··· The data

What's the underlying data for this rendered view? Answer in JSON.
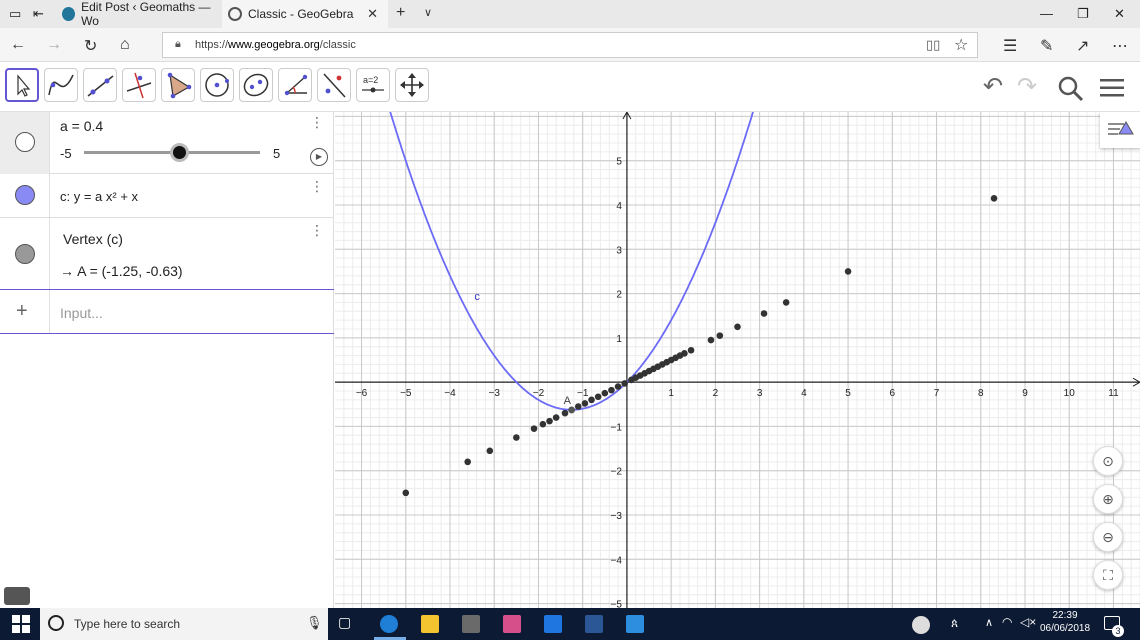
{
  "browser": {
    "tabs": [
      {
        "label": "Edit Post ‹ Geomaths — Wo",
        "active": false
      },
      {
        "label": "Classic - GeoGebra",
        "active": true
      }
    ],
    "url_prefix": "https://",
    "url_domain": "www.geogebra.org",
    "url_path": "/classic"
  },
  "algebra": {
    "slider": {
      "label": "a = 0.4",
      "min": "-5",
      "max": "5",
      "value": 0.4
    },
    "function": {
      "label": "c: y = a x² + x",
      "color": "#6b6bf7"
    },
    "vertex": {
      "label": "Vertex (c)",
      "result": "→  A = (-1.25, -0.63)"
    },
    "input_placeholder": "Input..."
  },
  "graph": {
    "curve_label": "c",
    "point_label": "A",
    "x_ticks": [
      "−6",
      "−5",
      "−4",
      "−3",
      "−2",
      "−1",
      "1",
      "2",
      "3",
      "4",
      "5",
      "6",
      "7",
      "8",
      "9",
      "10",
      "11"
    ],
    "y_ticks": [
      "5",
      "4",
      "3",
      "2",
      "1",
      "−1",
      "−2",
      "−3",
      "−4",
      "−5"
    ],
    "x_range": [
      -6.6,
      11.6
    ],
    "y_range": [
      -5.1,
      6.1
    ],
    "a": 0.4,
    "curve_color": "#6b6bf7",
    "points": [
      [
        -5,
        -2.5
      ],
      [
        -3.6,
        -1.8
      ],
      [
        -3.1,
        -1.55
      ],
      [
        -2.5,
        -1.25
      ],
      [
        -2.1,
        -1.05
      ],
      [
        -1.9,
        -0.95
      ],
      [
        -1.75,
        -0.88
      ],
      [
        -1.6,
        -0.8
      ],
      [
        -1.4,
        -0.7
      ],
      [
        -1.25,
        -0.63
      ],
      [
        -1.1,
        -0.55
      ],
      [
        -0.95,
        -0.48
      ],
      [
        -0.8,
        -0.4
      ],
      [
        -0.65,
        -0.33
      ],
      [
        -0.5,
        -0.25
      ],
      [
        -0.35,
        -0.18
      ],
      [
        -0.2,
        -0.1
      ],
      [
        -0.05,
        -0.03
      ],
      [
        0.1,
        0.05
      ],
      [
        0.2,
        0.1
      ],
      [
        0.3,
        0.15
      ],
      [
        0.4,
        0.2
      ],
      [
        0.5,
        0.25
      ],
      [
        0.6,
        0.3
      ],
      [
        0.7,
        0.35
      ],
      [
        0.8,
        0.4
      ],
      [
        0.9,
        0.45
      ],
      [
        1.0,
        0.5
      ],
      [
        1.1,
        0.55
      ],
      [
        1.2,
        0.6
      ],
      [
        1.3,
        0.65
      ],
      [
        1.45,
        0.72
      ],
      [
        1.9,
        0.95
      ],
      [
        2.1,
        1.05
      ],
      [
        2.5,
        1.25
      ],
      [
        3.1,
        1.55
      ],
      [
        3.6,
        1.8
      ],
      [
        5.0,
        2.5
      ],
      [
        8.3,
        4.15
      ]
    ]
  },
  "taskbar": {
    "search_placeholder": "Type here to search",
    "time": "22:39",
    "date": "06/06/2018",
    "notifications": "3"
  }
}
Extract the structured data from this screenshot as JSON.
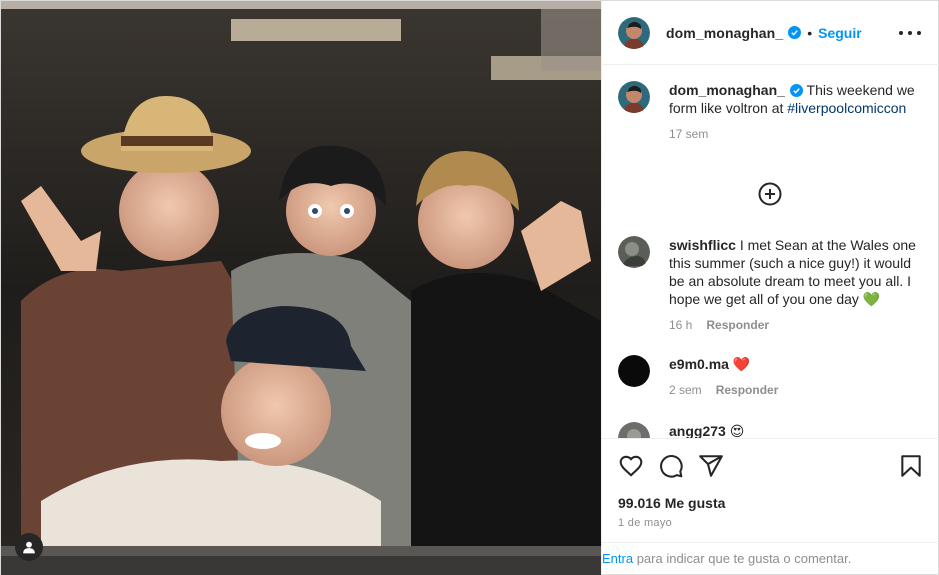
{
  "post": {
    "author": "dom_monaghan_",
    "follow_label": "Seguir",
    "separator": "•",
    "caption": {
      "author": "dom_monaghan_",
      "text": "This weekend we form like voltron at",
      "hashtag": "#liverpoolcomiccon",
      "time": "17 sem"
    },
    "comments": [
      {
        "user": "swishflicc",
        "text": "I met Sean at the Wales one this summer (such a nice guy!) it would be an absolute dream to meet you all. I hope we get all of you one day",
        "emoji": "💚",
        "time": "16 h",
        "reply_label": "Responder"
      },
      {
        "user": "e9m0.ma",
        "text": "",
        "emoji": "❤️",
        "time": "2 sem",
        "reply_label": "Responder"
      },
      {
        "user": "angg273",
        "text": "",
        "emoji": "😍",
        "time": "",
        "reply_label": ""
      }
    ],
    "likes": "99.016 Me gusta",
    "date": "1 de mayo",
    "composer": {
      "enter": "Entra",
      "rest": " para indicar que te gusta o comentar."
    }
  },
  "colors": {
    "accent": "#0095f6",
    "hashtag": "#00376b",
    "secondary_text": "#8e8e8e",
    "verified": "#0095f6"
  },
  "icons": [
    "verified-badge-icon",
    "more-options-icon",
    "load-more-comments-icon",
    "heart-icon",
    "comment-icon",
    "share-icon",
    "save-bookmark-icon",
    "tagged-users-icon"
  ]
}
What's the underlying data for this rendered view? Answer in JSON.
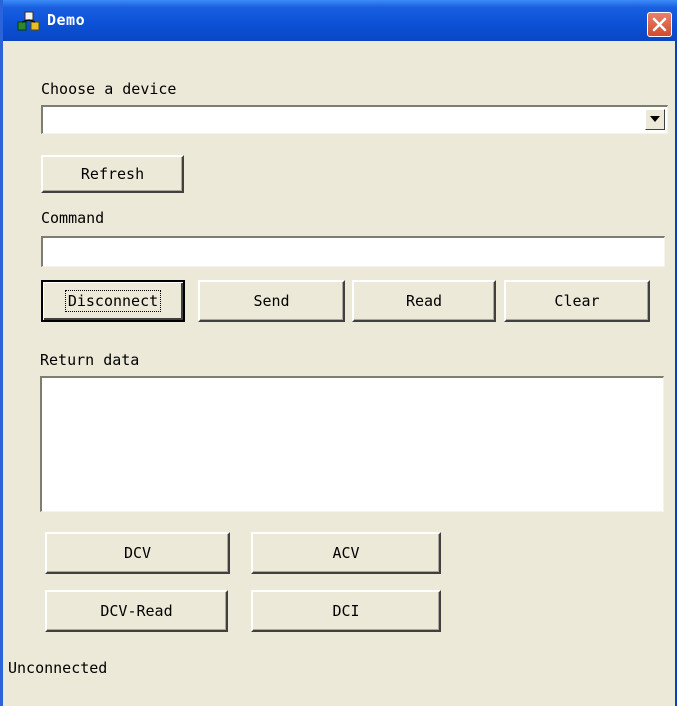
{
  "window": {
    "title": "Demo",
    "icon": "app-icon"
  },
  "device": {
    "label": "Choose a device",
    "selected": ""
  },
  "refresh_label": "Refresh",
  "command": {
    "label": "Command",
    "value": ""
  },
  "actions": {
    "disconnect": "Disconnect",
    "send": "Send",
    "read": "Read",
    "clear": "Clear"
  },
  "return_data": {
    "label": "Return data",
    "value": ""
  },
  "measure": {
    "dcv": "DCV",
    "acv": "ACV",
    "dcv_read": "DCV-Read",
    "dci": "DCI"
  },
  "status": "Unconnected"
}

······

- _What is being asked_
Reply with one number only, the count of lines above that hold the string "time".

- _Answer area_
5